    I wish there were some high profile reporters who would report exactly what is going on here. I hope they are arrested, and imprisoned.

    This can only lead to outrage from the rest of the world, and a greater exploration of these ridiculous laws, news of which will undoubtedly leak into the kingdom.

    More and more pressure will be placed on the Thai government to repeal this law, and the corrupt links between the government, military and royal privy council will finally be exposed.

    All we need are some reporters with the balls needed to become an icon.

    Harry, unwittingly, has taken the first step.

  13. Let harry go home.

  14. Having downloaded Verisimilitude and read the offending paragraph, my conclusion is that Harry Nicolaides was at best unwise .

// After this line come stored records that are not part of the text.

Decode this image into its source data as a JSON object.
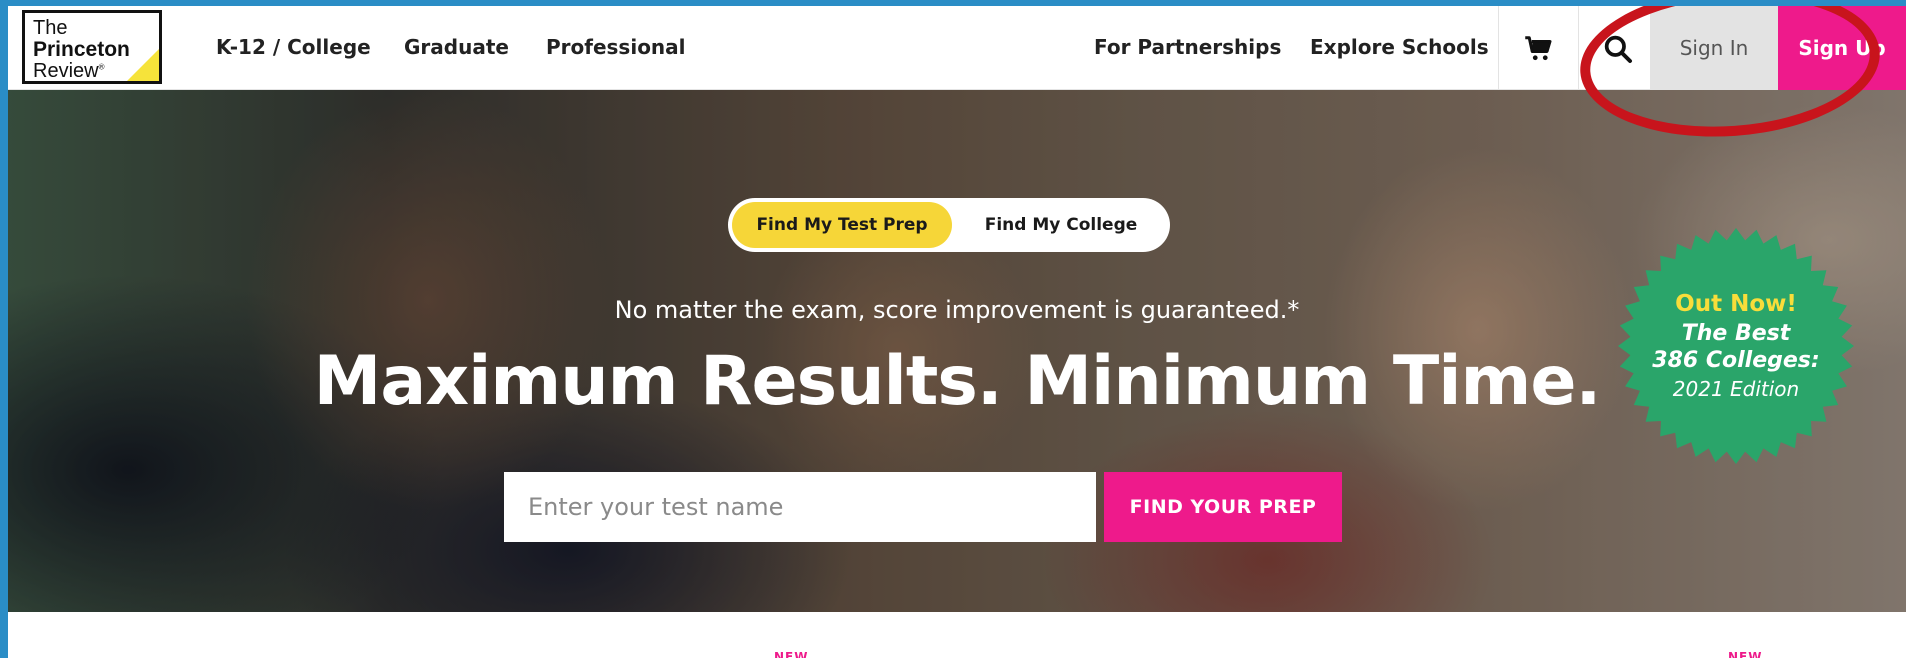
{
  "brand": {
    "logo_line1": "The",
    "logo_line2": "Princeton",
    "logo_line3": "Review",
    "logo_mark": "®",
    "accent_yellow": "#f6d638",
    "accent_pink": "#ee1a8b"
  },
  "nav": {
    "left_links": [
      "K-12 / College",
      "Graduate",
      "Professional"
    ],
    "right_links": [
      "For Partnerships",
      "Explore Schools"
    ],
    "cart_icon": "shopping-cart-icon",
    "search_icon": "search-icon",
    "sign_in": "Sign In",
    "sign_up": "Sign Up"
  },
  "hero": {
    "toggle": {
      "active": "Find My Test Prep",
      "inactive": "Find My College"
    },
    "subtitle": "No matter the exam, score improvement is guaranteed.*",
    "headline": "Maximum Results. Minimum Time.",
    "search": {
      "placeholder": "Enter your test name",
      "button": "FIND YOUR PREP"
    },
    "badge": {
      "line1": "Out Now!",
      "line2": "The Best",
      "line3": "386 Colleges:",
      "line4": "2021 Edition",
      "color": "#2aa56a"
    }
  },
  "below": {
    "tags": [
      "NEW",
      "NEW"
    ]
  }
}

    The offending paragraph clearly breached the “Lese Majeste” law of which he should have been aware of and its consequences. Irrespective of his guilty plea at his trial it doesn’t appear that he intended his words to be malicious or libellous.

    Whilst there is no question that the letter of the law was broken, in terms of pure natural justice however, three years ( on top of the 5 months spent in Prison awaiting trial) for a dozen lines in a novel seems to me , unduly harsh. It comes down to the old maxim that “Justice not only must be done, but most importantly, be seen to be done”

    Straight away, I know there will be both Thais and Farang who will say this criticism of Nicolaide’s Prison sentence is just the mutterings of another ignorant Farang interfering in Thai life and not comprehending the great love Thai people have for the royal family. Of course that’s just a load of sanctimonious codswallop.

    Why do I say sanctimonious? OK, has anybody even questioned where Nicolaides sourced the libellous paragraph? I doubt if It was taken from any book or other publication.

    No, I would hazard a guess and say that he sourced it from the general gossip, scuttlebutt and general rumours that Thai’s engage in on a daily basis. It struck me after reading the paragraph, that I have on many occasions heard ordinary Thais from Bangkok to Nong Khai discussing the same rumour and others like it. Even many of the Thais (and also “more Thai than Thai” Expats) who defend the Prison sentence probably have heard some of these rumours. But most importantly, my experience has been that the rumours in general are accepted as true.

    Are the offending lines in the book true? How the hell would I know? What I do know is that Harry Nicolaides is serving three years in Prison for writing something that countless Thais have been saying in private for years.

    Again this is one of things about this affair that really frustrates me ( not as much as the injustice of the prison sentence) is the intellectual sloth that pervades Thailand. Nothing is debated or questioned. But of course with the Fascists from the PAD now calling the shots and talk of the “Lese Majeste” penalty being increased to 25 years its probably wise for Thais to keep their own counsel.

    Over this affair and others like it is a balloon filled with sanctimonious Thai and Expat hot air. Long overdue I feel for somebody to stick it with a pin

  15. I read a peer-reviewed article extremely critical of the Thai monarchy from the extensive journal database of my (American) university. It had been written by a Thai scholar. I doubt this article has been read extensively and I seriously doubt the author in question ever intends to return to Thailand. If this article were openly published in Thailand it would cause an uproar. It is safely ensconced and tucked away in some academic journal that holds little interest for most American scholars. It was very revealing.